The data below should be restated word for word, pictures omitted.

※

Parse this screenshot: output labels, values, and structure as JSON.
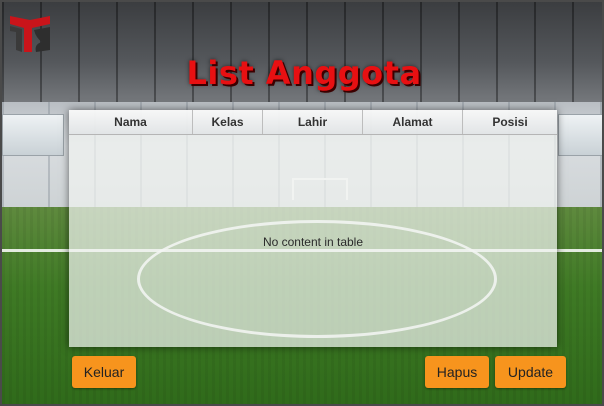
{
  "page": {
    "title": "List Anggota"
  },
  "table": {
    "columns": [
      "Nama",
      "Kelas",
      "Lahir",
      "Alamat",
      "Posisi"
    ],
    "empty_message": "No content in table"
  },
  "buttons": {
    "keluar": "Keluar",
    "hapus": "Hapus",
    "update": "Update"
  },
  "colors": {
    "title": "#e81012",
    "button": "#f7941d"
  },
  "icons": {
    "logo": "app-logo-icon"
  }
}
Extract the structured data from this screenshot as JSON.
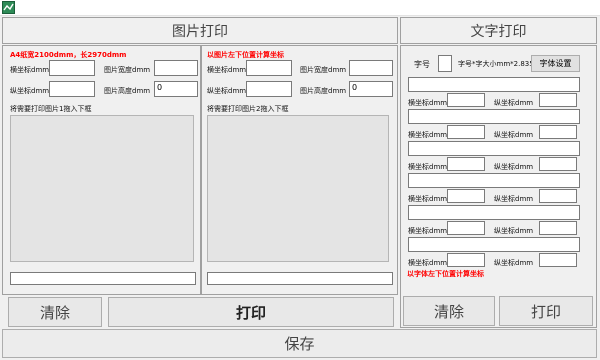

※

**RESPONSE TO THIS EXERCISE:**
Parse this screenshot: output labels, values, and structure as JSON.
{
  "page": {
    "title": "List Anggota"
  },
  "table": {
    "columns": [
      "Nama",
      "Kelas",
      "Lahir",
      "Alamat",
      "Posisi"
    ],
    "empty_message": "No content in table"
  },
  "buttons": {
    "keluar": "Keluar",
    "hapus": "Hapus",
    "update": "Update"
  },
  "colors": {
    "title": "#e81012",
    "button": "#f7941d"
  },
  "icons": {
    "logo": "app-logo-icon"
  }
}
Extract the structured data from this screenshot as JSON.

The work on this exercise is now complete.